The Tararua Range. PHOTO/JADE CVETKOV
A full-scale search and rescue effort was launched at the weekend after a boy on a school tramping trip lost sight of his group, spending a night alone in the Tararuas.
The year 10 Rathkeale College pupilt had been part of a group of 10 pupils and five adults on a Duke of Edinburgh overnight tramp between Holdsworth Campsite and Totara Flats Hut.
At about 5pm on Saturday, he lost sight of the group crossing a swing bridge and followed an old track.
When he realised he was separated from the party, and was unsure of his bearings, he set up a safe place to wait, pitching a tent for the night, in line with training he had received from the school in meetings before the day.
The meetings covered such things as the gear pupils should take, the route they would be following, and actions to take in a range of situations, including separation from the group.
A school spokesperson said it was this training that eventually led to his successful rescue.
Many people in the same situation would have panicked and tried to walk their way out in the night, potentially getting more lost.
When his absence was noticed by the group, including one parent who was a search and rescue volunteer, a ground search was launched.
The police were also notified, and a full-scale search and rescue operation began.
The pupil was located safe and well by Amalgamated Helicopters early on Sunday morning, close to where his initial disappearance was noticed.
Police said he didn’t have any injuries but was “quite cold”.
Search and rescue sergeant Tony Matheson said the boy had gone to an open area and was waving at the helicopters, having potentially seen them searching the night before.
Shortly after he was found, he was reunited with his relieved parents.
The parents and school were very pleased at the way the pupil handled the situation.
They were “very grateful” for everyone on the trip’s efforts, and the members of the SARS team.
This was echoed by Rathkeale principal Martin O’Grady who praised the efforts of the “magnificent” Police SARS.

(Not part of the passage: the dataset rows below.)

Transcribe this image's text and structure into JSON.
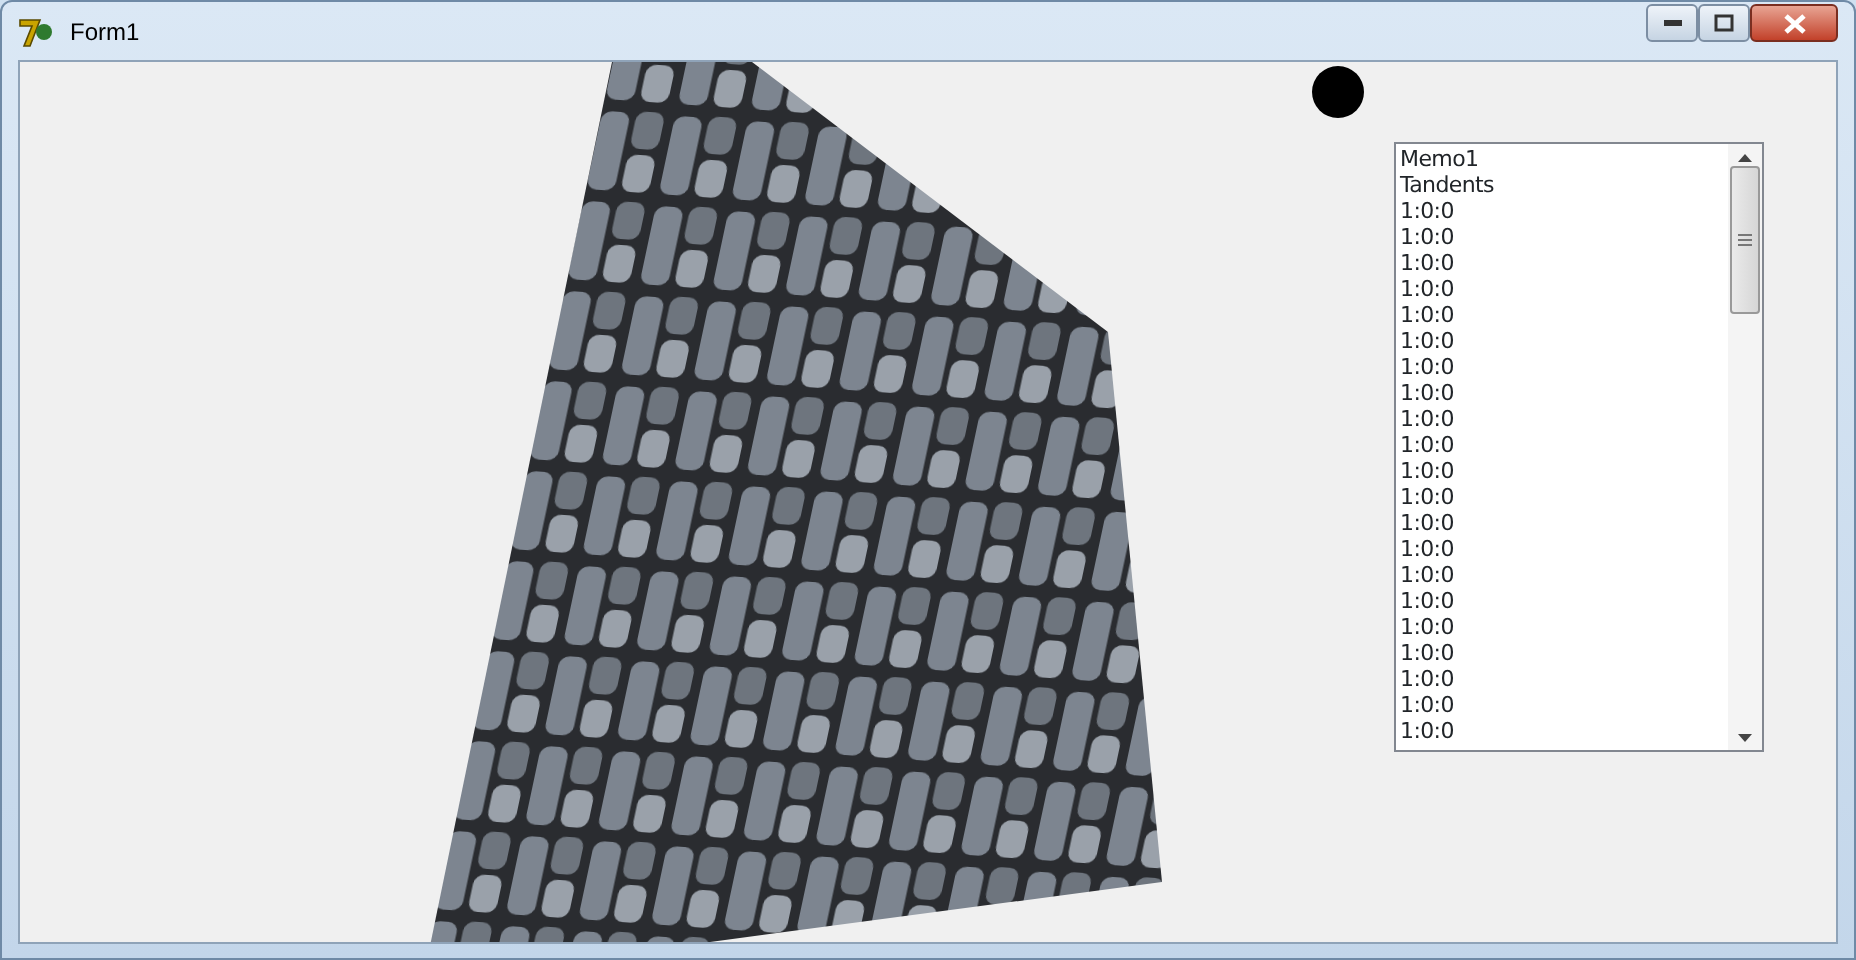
{
  "window": {
    "title": "Form1"
  },
  "memo": {
    "lines": [
      "Memo1",
      "Tandents",
      "1:0:0",
      "1:0:0",
      "1:0:0",
      "1:0:0",
      "1:0:0",
      "1:0:0",
      "1:0:0",
      "1:0:0",
      "1:0:0",
      "1:0:0",
      "1:0:0",
      "1:0:0",
      "1:0:0",
      "1:0:0",
      "1:0:0",
      "1:0:0",
      "1:0:0",
      "1:0:0",
      "1:0:0",
      "1:0:0",
      "1:0:0"
    ]
  }
}
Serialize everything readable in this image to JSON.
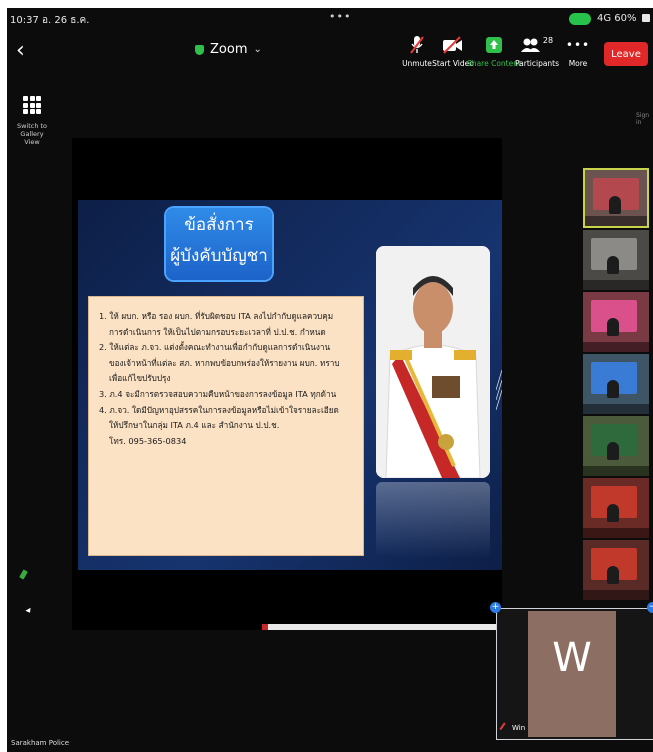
{
  "status_bar": {
    "time": "10:37  อ. 26 ธ.ค.",
    "network": "4G 60%"
  },
  "top_bar": {
    "back_glyph": "‹",
    "meeting_title": "Zoom",
    "buttons": [
      {
        "label": "Unmute",
        "icon": "microphone-muted-icon"
      },
      {
        "label": "Start Video",
        "icon": "video-off-icon"
      },
      {
        "label": "Share Content",
        "icon": "share-arrow-icon"
      },
      {
        "label": "Participants",
        "icon": "participants-icon",
        "badge": "28"
      },
      {
        "label": "More",
        "icon": "ellipsis-icon"
      }
    ],
    "leave_label": "Leave",
    "colors": {
      "share": "#2fbf4a",
      "leave": "#e02828",
      "accent": "#2c7be5"
    }
  },
  "gallery": {
    "label": "Switch to Gallery View"
  },
  "sign_label": "Sign in",
  "slide": {
    "title_line1": "ข้อสั่งการ",
    "title_line2": "ผู้บังคับบัญชา",
    "items": [
      "1. ให้ ผบก. หรือ รอง ผบก. ที่รับผิดชอบ ITA ลงไปกำกับดูแลควบคุม",
      "การดำเนินการ ให้เป็นไปตามกรอบระยะเวลาที่ ป.ป.ช. กำหนด",
      "2. ให้แต่ละ ภ.จว. แต่งตั้งคณะทำงานเพื่อกำกับดูแลการดำเนินงาน",
      "ของเจ้าหน้าที่แต่ละ สภ. หากพบข้อบกพร่องให้รายงาน ผบก. ทราบ",
      "เพื่อแก้ไขปรับปรุง",
      "3. ภ.4 จะมีการตรวจสอบความคืบหน้าของการลงข้อมูล ITA ทุกด้าน",
      "4. ภ.จว. ใดมีปัญหาอุปสรรคในการลงข้อมูลหรือไม่เข้าใจรายละเอียด",
      "ให้ปรึกษาในกลุ่ม ITA ภ.4 และ สำนักงาน ป.ป.ช.",
      "โทร. 095-365-0834"
    ]
  },
  "participant_thumbnails": [
    {
      "color": "#b4484f",
      "bg": "#6b5450"
    },
    {
      "color": "#8c8a86",
      "bg": "#4b4a46"
    },
    {
      "color": "#d9508a",
      "bg": "#7a3a44"
    },
    {
      "color": "#3a7bd5",
      "bg": "#3e5566"
    },
    {
      "color": "#2f6a3c",
      "bg": "#4b5a3a"
    },
    {
      "color": "#c0392b",
      "bg": "#6a2a26"
    },
    {
      "color": "#c0392b",
      "bg": "#5a2a27"
    }
  ],
  "self_view": {
    "initial": "W",
    "name": "Win"
  },
  "bottom_label": "Sarakham Police"
}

“This was very reassuring at a most difficult time and their level of knowledge and professionalism certainly brought this issue to a speedy resolution.
“We cannot thank them enough.”

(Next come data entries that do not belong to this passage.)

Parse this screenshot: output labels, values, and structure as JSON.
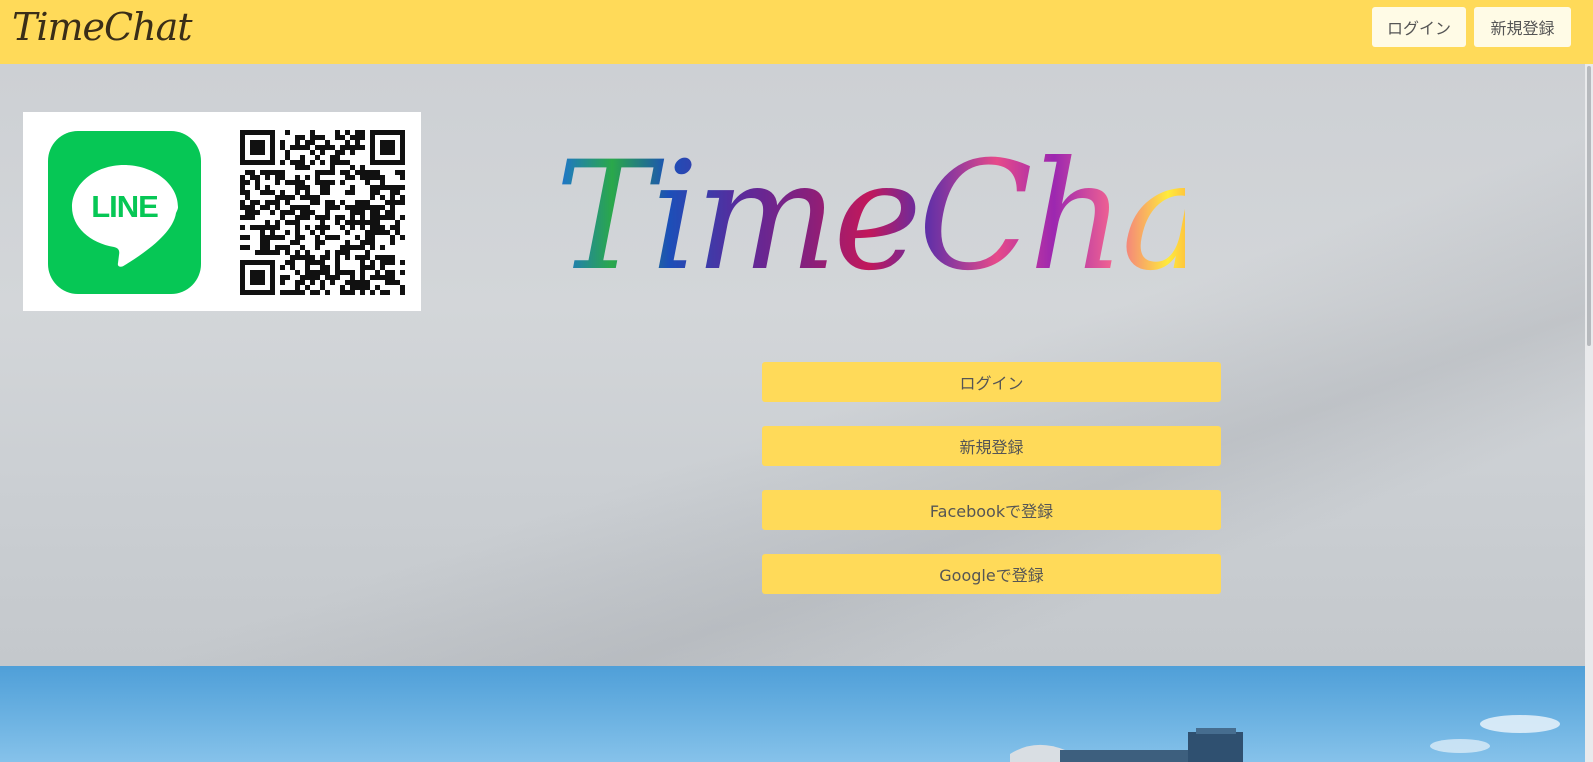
{
  "navbar": {
    "brand": "TimeChat",
    "login_label": "ログイン",
    "signup_label": "新規登録",
    "background": "#ffda59"
  },
  "line_card": {
    "logo_text": "LINE",
    "logo_color": "#06c755"
  },
  "hero": {
    "logo_text": "TimeChat"
  },
  "actions": {
    "login_label": "ログイン",
    "signup_label": "新規登録",
    "facebook_label": "Facebookで登録",
    "google_label": "Googleで登録"
  }
}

O’Grady said that a full review of the incident is being conducted by the school to ensure that any recommendations can be acted on.
The parents asked that their son not be identified.